I am going to argue that a priest/ess will be demarcated by exhibiting the symptoms of being chosen by the gods. Just like a mental illness, it can be developed, or it can just happen in a wham-bam. And just like a mental illness, if people get to know you-they know if you got it or not, no matter what the little papers say.

What are the symptoms? I’m going to argue that it will be summed up in integrity, passion for the cause, and good character. This of course will vary from place to place and what-have-you’s, as every situation will need a different kind of voice. But certainly, an initiation doesnot a priest/ess make. A training does not a priest/ess make. Being chosen by the gods is what makes you, in my humble opinion, and that certainly doesn’t mean that one is better or holier. It simply means they’re the priest/ess. It’s a calling, and that’s that in my opinion.

A Disabled Leader? Gasp!

Today,   I was doing great. I worked on a course I plan on giving, compiling materials and sources. Then, unexpectedly, I felt “a little bit down”. Okay, I decided to be an adult about it. I sat down and rested. When that wasn’t working and I kept getting worse, I watched TV. Halfway through my second episode of ‘Grace & Frankie’ I paused the episode and declared to my wife that “this isn’t working”.

So what? Now I’m feeling better, having shaken off the dregs of depression and anxiety to a point. But what’s my point?

Life isn’t all roses. I still struggle. I like to think that I’m all better.Sometimes it feels like I’m normal. Lately I’ve begun to think I won’t need a second service dog. But then… I break down. I face the reality that I still am not able to go grocery shopping alone. I … I face the fact that just showering daily is still a struggle. I mean, I’m not ‘as bad’ as I once was. Instead I’m in this hazy background shade of grey, pastel-ified with reborn happiness and covered in glitter through my sheer desire to survive and bloom.

I’m reading a book on pagan leadership. In there, the authors decry the leaders who go on food stamps. A person should be able to self-sustain, they argue. What, I think, would they think of me? More importantly, what do I think?

I’m one of those people who’s incredibly hard on themselves. I want to think I’m good. I want to think that I won’t need a second service dog. And today, reading that it’s not just me, that there’s others that would probably look down on me as a leader, who would say I should focus on ‘getting a job’ first before doing the small amount of service that I do as a ‘leader’…it was crushing.

It’s also incredibly insensitive (and oh so typically American) to think that we must first self-sustain before leading or even thinking of contributing to society. Let’s take me as an example, because I feel the need to defend myself.

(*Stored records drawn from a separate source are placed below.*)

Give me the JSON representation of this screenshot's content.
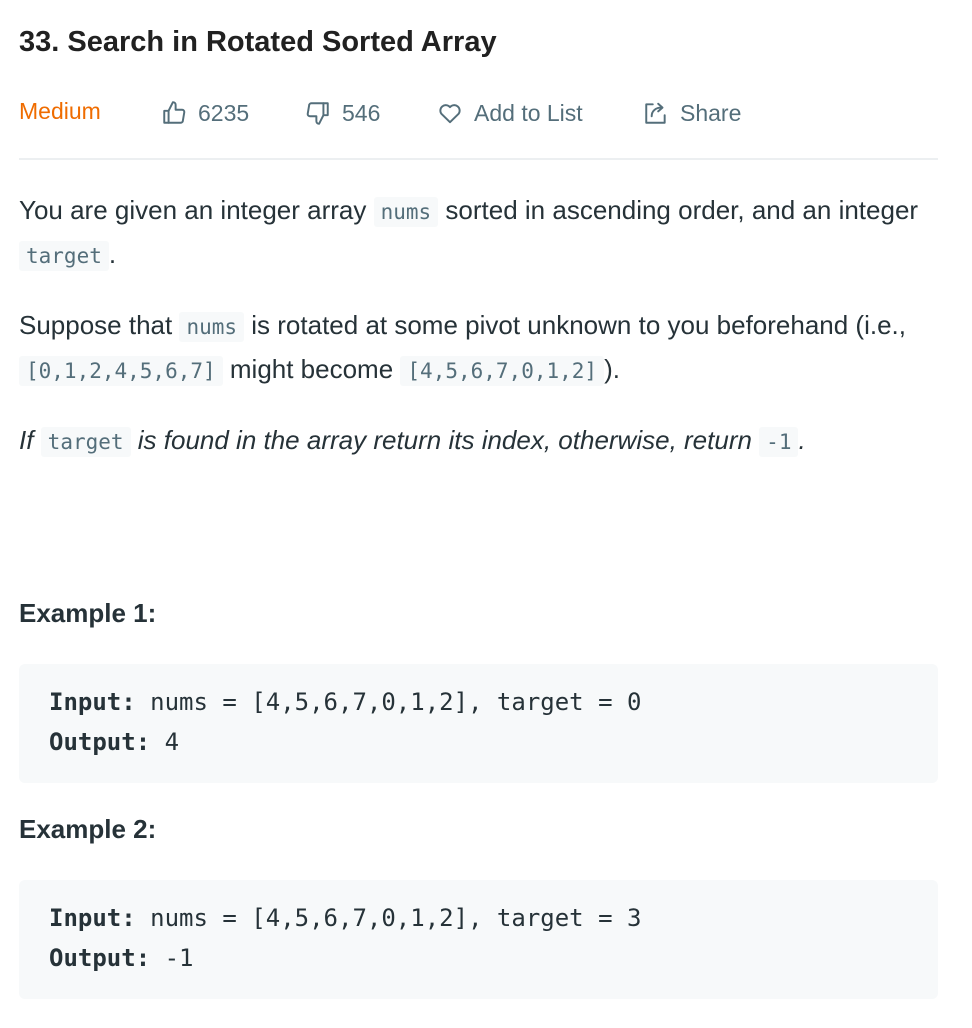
{
  "problem": {
    "title": "33. Search in Rotated Sorted Array",
    "difficulty": "Medium",
    "likes": "6235",
    "dislikes": "546",
    "add_to_list": "Add to List",
    "share": "Share"
  },
  "colors": {
    "difficulty": "#ef6c00",
    "meta_text": "#546e7a",
    "code_bg": "#f7f9fa"
  },
  "icons": {
    "likes": "thumbs-up-icon",
    "dislikes": "thumbs-down-icon",
    "add_to_list": "heart-icon",
    "share": "share-icon"
  },
  "description": {
    "p1": {
      "t1": "You are given an integer array ",
      "c1": "nums",
      "t2": " sorted in ascending order, and an integer ",
      "c2": "target",
      "t3": "."
    },
    "p2": {
      "t1": "Suppose that ",
      "c1": "nums",
      "t2": " is rotated at some pivot unknown to you beforehand (i.e., ",
      "c2": "[0,1,2,4,5,6,7]",
      "t3": " might become ",
      "c3": "[4,5,6,7,0,1,2]",
      "t4": ")."
    },
    "p3": {
      "t1": "If ",
      "c1": "target",
      "t2": " is found in the array return its index, otherwise, return ",
      "c2": "-1",
      "t3": "."
    }
  },
  "examples": [
    {
      "title": "Example 1:",
      "input_label": "Input:",
      "input": " nums = [4,5,6,7,0,1,2], target = 0",
      "output_label": "Output:",
      "output": " 4"
    },
    {
      "title": "Example 2:",
      "input_label": "Input:",
      "input": " nums = [4,5,6,7,0,1,2], target = 3",
      "output_label": "Output:",
      "output": " -1"
    }
  ]
}
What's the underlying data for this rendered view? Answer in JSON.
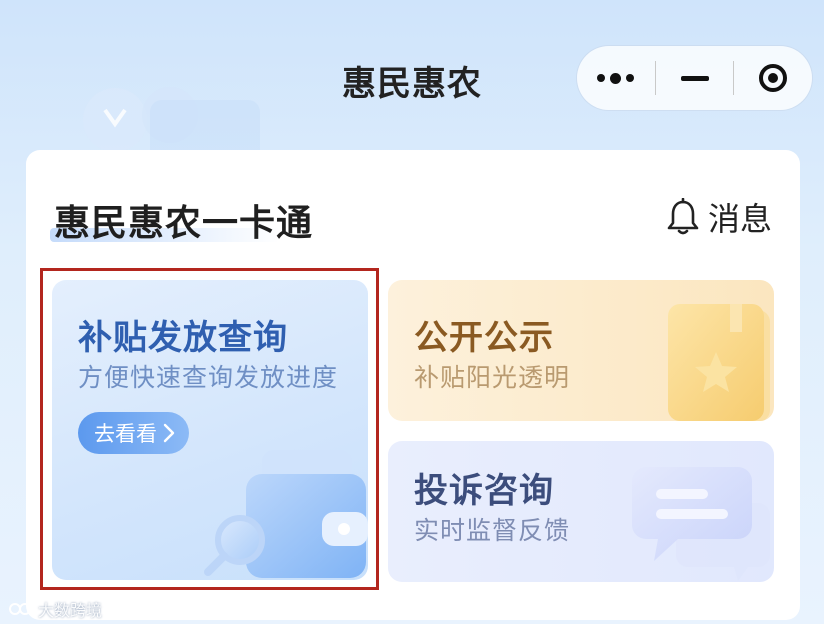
{
  "header": {
    "title": "惠民惠农"
  },
  "capsule": {
    "more_icon": "more-dots-icon",
    "minimize_icon": "minimize-icon",
    "close_icon": "close-target-icon"
  },
  "card": {
    "title": "惠民惠农一卡通",
    "message_label": "消息",
    "message_icon": "bell-icon"
  },
  "tiles": [
    {
      "heading": "补贴发放查询",
      "subtitle": "方便快速查询发放进度",
      "button_label": "去看看",
      "button_icon": "chevron-right-icon",
      "illustration": "wallet-search-icon"
    },
    {
      "heading": "公开公示",
      "subtitle": "补贴阳光透明",
      "illustration": "star-book-icon"
    },
    {
      "heading": "投诉咨询",
      "subtitle": "实时监督反馈",
      "illustration": "chat-bubbles-icon"
    }
  ],
  "watermark": {
    "text": "大数跨境"
  },
  "colors": {
    "highlight_border": "#b3261e",
    "subsidy_heading": "#2f5fb0",
    "public_heading": "#8a5a22",
    "complaint_heading": "#3c4d7c",
    "button_bg": "#5c99ee"
  }
}
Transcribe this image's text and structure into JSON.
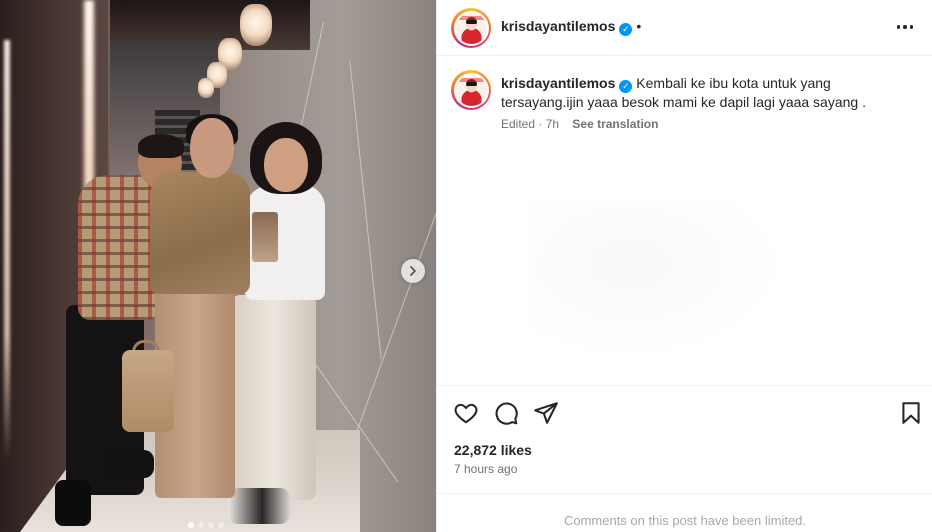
{
  "post": {
    "username": "krisdayantilemos",
    "header_separator": "•",
    "caption_text": "Kembali ke ibu kota untuk yang tersayang.ijin yaaa besok mami ke dapil lagi yaaa sayang .",
    "edited_label": "Edited",
    "meta_separator": " · ",
    "age_short": "7h",
    "see_translation": "See translation",
    "likes": "22,872 likes",
    "posted": "7 hours ago",
    "comments_notice": "Comments on this post have been limited."
  },
  "media": {
    "carousel_dots": 4,
    "active_dot": 0
  },
  "icons": {
    "verified": "verified-badge-icon",
    "more": "more-options-icon",
    "like": "heart-icon",
    "comment": "comment-icon",
    "share": "share-icon",
    "save": "bookmark-icon",
    "next": "chevron-right-icon"
  },
  "colors": {
    "verified": "#0095f6",
    "text": "#262626",
    "secondary": "#737373",
    "muted": "#a8a8a8",
    "border": "#efefef"
  }
}
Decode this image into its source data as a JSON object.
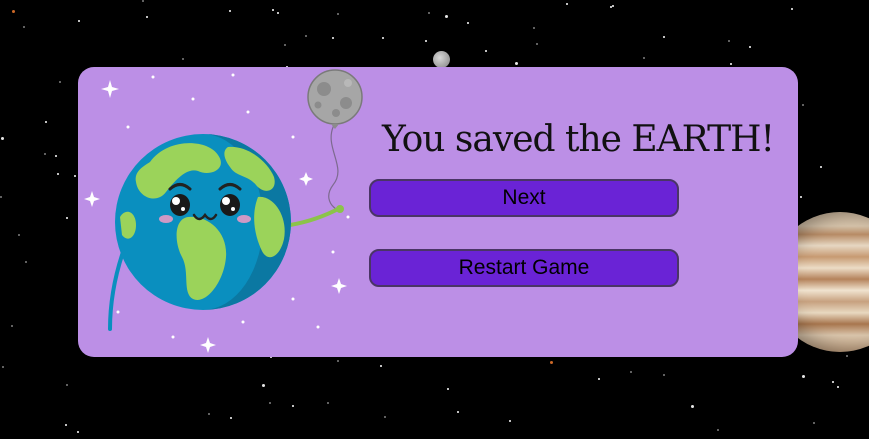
{
  "game": {
    "message": "You saved the EARTH!",
    "buttons": {
      "next": "Next",
      "restart": "Restart Game"
    }
  },
  "colors": {
    "panel": "#bc8fe6",
    "button": "#6a23d6",
    "space": "#000000"
  },
  "icons": {
    "earth": "smiling-earth-icon",
    "balloon": "moon-balloon-icon",
    "planet": "jupiter-icon",
    "moon": "moon-icon"
  }
}
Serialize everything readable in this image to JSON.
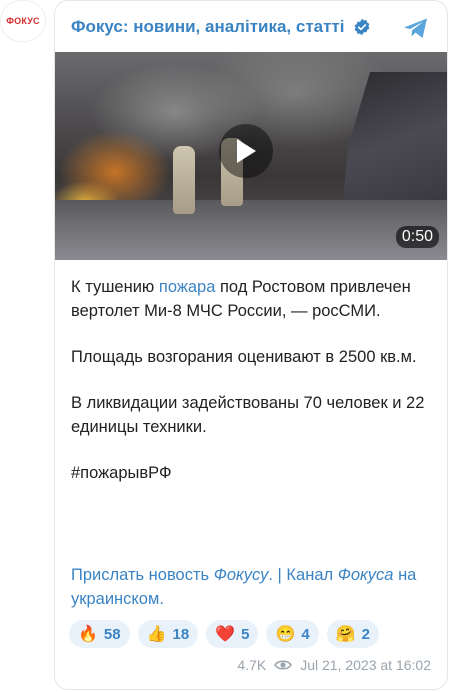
{
  "avatar": {
    "text": "ФОКУС"
  },
  "header": {
    "channel_title": "Фокус: новини, аналітика, статті"
  },
  "video": {
    "duration": "0:50"
  },
  "post": {
    "line1_before": "К тушению ",
    "line1_link": "пожара",
    "line1_after": " под Ростовом привлечен вертолет Ми-8 МЧС России, — росСМИ.",
    "para2": "Площадь возгорания оценивают в 2500 кв.м.",
    "para3": "В ликвидации задействованы 70 человек и 22 единицы техники.",
    "hashtag": "#пожарывРФ"
  },
  "footer_links": {
    "part1": "Прислать новость ",
    "part1_italic": "Фокусу",
    "sep": ". | ",
    "part2": "Канал ",
    "part2_italic": "Фокуса",
    "part2_end": " на украинском."
  },
  "reactions": [
    {
      "emoji": "🔥",
      "count": "58"
    },
    {
      "emoji": "👍",
      "count": "18"
    },
    {
      "emoji": "❤️",
      "count": "5"
    },
    {
      "emoji": "😁",
      "count": "4"
    },
    {
      "emoji": "🤗",
      "count": "2"
    }
  ],
  "meta": {
    "views": "4.7K",
    "timestamp": "Jul 21, 2023 at 16:02"
  },
  "colors": {
    "accent": "#3b84c4",
    "reaction_bg": "#e9f2fb",
    "meta": "#9aa4ad"
  },
  "icons": [
    "verified-icon",
    "telegram-icon",
    "play-icon",
    "eye-icon"
  ]
}
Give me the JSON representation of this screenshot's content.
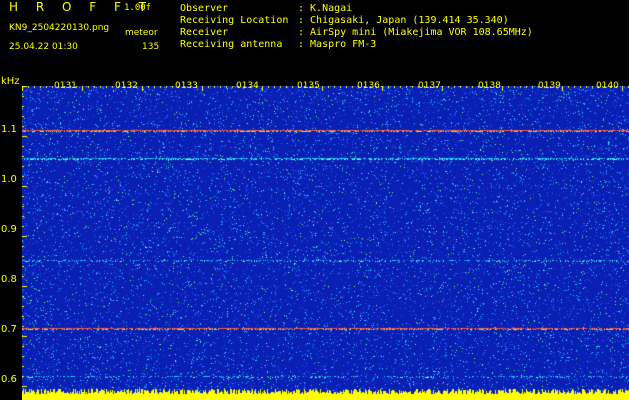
{
  "header": {
    "app_title": "H R O F F T",
    "version": "1.00f",
    "filename": "KN9_2504220130.png",
    "meteor_label": "meteor",
    "datetime": "25.04.22 01:30",
    "meteor_count": "135",
    "info": [
      {
        "label": "Observer",
        "value": ": K.Nagai"
      },
      {
        "label": "Receiving Location",
        "value": ": Chigasaki, Japan (139.414 35.340)"
      },
      {
        "label": "Receiver",
        "value": ": AirSpy mini (Miakejima VOR 108.65MHz)"
      },
      {
        "label": "Receiving antenna",
        "value": ": Maspro FM-3"
      }
    ]
  },
  "plot": {
    "y_unit": "kHz",
    "y_ticks": [
      "1.1",
      "1.0",
      "0.9",
      "0.8",
      "0.7",
      "0.6"
    ],
    "x_ticks": [
      "0131",
      "0132",
      "0133",
      "0134",
      "0135",
      "0136",
      "0137",
      "0138",
      "0139",
      "0140"
    ],
    "colors": {
      "background": "#0a1fb4",
      "noise_low": "#1e5cff",
      "noise_mid": "#20c8ff",
      "noise_high": "#7fff70",
      "carrier": "#ff5a3c",
      "bottom_band": "#ffff00",
      "tick": "#ffff00"
    }
  }
}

I can’t self-sustain yet. I can’t. But what I can do is spend a few hours a month leading a ritual. I can happily chat with friends and students, offering support (and even doing too much of that can send me into a downward spiral). Can I easily leave the house on a regular basis? No. Am I functional after the exhaustion of leading a small holy-day ritual? No.

But you know what? Disabled people can lead. We so can, because being a leader is not the same as holding a job. A leader is a way of life. It’s offering moral and emotional support, connecting people, coming up with ideas, and sharing the weight. It’s not about doing it all by yourself.

I want to finish by saying that I think I am doing a damn good job at leading (despite my obvious insecurities on the topic). Better yet-my pagans think so. They love the energy of my rituals, and so far those who  study under me love me as a teacher. So don’t take it from me, but take it from them. This disabled person can lead. And if I can, then so damned well can another disabled person. What does that mean? It means we need leaders who can do the job and walk the talk. And sometimes the ones who can do that the best are those who have gone down the rabbit hole and who are fragile. Sometimes it’s not the able-bodied loud mouth who should be leading. Maybe it’s the quiet person.